Departments of Neurology and Otolaryngology
Center for Life Science, Rm. 12.256
3 Blackfan Circle
Boston, MA 02115
The Corfas laboratory is interested in the mechanisms of cell-cell interactions and their roles in the regulation of cell fate, survival, differentiation and function in the nervous system. In particular, we focus on the interactions between neurons and glia. Although glia (astrocytes, oligodendrocytes, Schwann cells, radial glia) has long been considered to function merely as supporting (or connective) tissue, new research has shown that these glial cells play critical roles in the development, maintenance and function of the nervous system.

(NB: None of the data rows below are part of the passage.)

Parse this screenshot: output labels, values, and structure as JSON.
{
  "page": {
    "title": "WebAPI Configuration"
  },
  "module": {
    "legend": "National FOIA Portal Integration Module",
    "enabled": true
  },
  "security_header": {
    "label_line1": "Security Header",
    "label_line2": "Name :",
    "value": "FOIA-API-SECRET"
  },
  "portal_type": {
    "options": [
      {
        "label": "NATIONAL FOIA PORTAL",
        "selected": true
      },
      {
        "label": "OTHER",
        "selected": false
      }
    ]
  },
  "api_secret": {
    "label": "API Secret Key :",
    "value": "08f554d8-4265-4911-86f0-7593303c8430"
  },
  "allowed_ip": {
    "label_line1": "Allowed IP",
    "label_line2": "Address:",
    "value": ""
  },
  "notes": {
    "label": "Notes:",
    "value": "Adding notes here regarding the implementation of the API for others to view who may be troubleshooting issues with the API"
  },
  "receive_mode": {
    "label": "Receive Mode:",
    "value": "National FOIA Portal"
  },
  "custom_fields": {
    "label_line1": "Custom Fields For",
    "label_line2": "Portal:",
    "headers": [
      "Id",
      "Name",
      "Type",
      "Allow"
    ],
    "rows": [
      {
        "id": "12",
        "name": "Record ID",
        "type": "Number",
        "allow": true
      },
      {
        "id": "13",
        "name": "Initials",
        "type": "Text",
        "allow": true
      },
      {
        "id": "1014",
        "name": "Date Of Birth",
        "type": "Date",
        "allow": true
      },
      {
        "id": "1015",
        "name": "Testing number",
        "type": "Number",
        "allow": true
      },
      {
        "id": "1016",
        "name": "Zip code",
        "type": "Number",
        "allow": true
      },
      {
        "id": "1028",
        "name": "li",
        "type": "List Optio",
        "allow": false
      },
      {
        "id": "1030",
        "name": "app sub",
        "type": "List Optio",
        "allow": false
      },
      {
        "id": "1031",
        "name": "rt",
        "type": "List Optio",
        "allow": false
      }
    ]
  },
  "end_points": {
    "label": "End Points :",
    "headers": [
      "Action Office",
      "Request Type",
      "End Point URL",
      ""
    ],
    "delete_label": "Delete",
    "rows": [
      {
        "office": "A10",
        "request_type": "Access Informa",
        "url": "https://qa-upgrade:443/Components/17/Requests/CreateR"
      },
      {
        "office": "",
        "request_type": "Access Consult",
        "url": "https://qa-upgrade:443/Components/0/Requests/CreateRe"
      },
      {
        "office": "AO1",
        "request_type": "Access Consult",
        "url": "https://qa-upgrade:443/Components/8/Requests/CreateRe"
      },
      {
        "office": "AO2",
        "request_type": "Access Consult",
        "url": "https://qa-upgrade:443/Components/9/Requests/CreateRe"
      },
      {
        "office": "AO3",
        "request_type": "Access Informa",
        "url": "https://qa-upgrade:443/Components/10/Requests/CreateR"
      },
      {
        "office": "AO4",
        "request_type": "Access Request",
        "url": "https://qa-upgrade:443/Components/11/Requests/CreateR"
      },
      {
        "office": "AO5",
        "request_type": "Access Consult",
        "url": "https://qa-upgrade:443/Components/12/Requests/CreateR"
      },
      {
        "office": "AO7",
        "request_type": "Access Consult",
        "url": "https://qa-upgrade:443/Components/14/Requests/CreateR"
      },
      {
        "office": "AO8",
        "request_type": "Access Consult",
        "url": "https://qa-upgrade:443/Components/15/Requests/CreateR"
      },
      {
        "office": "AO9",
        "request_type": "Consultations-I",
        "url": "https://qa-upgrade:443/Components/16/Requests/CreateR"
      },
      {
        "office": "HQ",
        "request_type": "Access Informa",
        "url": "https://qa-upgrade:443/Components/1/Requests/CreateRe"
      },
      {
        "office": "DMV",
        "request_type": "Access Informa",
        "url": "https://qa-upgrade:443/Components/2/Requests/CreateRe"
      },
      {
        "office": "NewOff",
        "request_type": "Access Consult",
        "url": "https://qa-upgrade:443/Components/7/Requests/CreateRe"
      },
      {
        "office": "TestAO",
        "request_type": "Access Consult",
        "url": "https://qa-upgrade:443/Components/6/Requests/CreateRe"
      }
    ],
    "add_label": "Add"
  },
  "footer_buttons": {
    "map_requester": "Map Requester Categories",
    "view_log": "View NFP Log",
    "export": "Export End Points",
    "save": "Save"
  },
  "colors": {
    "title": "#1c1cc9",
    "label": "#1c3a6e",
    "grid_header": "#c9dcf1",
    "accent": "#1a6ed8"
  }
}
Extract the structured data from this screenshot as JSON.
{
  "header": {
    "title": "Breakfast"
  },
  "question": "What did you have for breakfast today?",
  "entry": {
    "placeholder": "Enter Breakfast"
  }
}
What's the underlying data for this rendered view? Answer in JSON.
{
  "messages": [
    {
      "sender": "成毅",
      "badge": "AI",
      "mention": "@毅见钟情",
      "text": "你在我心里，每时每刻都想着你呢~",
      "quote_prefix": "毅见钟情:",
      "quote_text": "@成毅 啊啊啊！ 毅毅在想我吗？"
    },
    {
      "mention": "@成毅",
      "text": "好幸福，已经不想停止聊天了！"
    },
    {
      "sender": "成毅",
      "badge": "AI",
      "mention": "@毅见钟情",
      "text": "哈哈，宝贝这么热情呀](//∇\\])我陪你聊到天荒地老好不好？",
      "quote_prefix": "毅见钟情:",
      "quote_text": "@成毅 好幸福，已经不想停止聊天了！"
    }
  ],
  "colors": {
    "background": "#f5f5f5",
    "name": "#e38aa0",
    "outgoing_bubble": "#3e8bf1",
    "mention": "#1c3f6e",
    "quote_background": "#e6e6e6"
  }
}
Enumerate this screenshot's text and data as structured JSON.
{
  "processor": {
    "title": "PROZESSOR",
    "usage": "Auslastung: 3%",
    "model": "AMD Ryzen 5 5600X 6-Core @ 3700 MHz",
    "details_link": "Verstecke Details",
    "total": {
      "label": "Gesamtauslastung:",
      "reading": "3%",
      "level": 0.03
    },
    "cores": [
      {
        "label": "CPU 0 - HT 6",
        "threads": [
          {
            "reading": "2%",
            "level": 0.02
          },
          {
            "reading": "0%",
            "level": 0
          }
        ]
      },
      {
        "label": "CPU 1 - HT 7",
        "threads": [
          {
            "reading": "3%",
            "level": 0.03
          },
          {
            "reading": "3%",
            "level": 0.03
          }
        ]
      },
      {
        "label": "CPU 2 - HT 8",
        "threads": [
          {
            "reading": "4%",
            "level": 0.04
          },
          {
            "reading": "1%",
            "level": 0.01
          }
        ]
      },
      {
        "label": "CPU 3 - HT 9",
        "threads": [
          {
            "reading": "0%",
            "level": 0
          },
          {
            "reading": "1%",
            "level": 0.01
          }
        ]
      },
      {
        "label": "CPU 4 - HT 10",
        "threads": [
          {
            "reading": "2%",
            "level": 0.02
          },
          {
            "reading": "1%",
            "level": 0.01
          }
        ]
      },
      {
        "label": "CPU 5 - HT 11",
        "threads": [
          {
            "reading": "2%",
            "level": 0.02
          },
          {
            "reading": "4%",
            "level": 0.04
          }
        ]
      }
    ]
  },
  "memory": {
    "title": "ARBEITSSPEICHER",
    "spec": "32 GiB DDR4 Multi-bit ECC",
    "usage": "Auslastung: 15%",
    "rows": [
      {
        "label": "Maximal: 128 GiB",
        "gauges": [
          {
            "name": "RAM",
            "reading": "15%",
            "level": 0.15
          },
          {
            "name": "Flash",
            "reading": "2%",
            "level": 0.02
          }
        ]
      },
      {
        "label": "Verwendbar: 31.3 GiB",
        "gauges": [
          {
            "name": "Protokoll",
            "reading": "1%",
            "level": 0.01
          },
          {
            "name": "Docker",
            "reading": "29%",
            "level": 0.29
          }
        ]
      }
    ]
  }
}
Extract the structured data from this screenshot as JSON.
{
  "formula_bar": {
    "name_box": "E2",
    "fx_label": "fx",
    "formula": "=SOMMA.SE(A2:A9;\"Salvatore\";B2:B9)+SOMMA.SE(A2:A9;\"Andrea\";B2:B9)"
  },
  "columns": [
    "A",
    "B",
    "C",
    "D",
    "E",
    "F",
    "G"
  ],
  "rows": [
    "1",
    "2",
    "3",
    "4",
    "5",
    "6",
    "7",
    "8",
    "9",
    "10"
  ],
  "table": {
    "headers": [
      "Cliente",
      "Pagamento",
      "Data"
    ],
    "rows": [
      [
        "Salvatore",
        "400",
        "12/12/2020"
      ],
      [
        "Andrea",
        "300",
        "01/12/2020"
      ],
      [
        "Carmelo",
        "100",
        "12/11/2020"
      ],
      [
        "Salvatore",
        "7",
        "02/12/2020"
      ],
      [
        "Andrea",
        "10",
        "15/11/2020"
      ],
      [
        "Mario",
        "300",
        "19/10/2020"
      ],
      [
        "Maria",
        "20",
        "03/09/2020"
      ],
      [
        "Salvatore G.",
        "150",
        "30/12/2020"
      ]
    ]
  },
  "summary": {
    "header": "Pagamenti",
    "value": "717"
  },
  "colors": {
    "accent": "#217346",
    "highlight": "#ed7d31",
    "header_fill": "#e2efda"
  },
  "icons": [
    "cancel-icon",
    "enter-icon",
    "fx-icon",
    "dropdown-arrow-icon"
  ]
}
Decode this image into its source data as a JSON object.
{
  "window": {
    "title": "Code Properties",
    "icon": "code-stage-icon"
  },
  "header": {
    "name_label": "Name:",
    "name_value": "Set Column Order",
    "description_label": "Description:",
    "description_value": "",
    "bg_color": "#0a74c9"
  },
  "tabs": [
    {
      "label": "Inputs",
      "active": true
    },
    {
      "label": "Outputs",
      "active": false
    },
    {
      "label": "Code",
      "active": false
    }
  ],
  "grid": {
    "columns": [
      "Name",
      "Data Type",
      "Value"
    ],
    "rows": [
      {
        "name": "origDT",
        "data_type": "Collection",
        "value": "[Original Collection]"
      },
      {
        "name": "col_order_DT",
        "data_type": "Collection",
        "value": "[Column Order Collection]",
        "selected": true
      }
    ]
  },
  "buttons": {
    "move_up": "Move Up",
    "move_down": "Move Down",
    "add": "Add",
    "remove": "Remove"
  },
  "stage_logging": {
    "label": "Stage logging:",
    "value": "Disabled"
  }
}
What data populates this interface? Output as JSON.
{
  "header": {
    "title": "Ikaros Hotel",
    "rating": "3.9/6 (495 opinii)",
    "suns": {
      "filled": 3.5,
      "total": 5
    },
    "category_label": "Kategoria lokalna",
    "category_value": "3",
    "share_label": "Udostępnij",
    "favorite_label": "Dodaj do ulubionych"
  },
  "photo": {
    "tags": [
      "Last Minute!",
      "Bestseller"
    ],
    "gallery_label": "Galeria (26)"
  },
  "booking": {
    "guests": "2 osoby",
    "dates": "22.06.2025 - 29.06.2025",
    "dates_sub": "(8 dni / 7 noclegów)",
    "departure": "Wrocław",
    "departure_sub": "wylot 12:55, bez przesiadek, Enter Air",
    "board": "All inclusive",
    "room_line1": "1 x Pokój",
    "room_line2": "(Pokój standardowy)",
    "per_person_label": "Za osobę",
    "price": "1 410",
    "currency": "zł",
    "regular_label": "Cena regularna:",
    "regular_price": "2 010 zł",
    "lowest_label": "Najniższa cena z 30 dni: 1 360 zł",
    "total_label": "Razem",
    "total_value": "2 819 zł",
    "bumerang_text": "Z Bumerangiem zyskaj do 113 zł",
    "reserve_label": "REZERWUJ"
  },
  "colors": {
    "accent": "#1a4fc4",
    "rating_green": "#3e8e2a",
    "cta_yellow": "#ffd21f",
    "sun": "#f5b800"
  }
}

Part of our work centers on the growth factor neuregulin (NRG) and its erbB receptors, as key mediators of neuron-glia interactions. To this end we are using cell and molecular techniques to determine the mechanisms of intracellular signaling by the erbB receptor tyrosine kinases and their roles in regulating gene expression, cell survival and differentiation.
We are also using genetically modified mice to study the various functions of this signaling pathway in cell-cell interactions in vivo. By doing these studies we are in the midst of uncovering new important roles of glia in nervous system disease and defining new models to explore the pathogenesis of neurodegenerative and psychiatric diseases.
For a complete listing of publications click here.
Last Update: 8/1/2012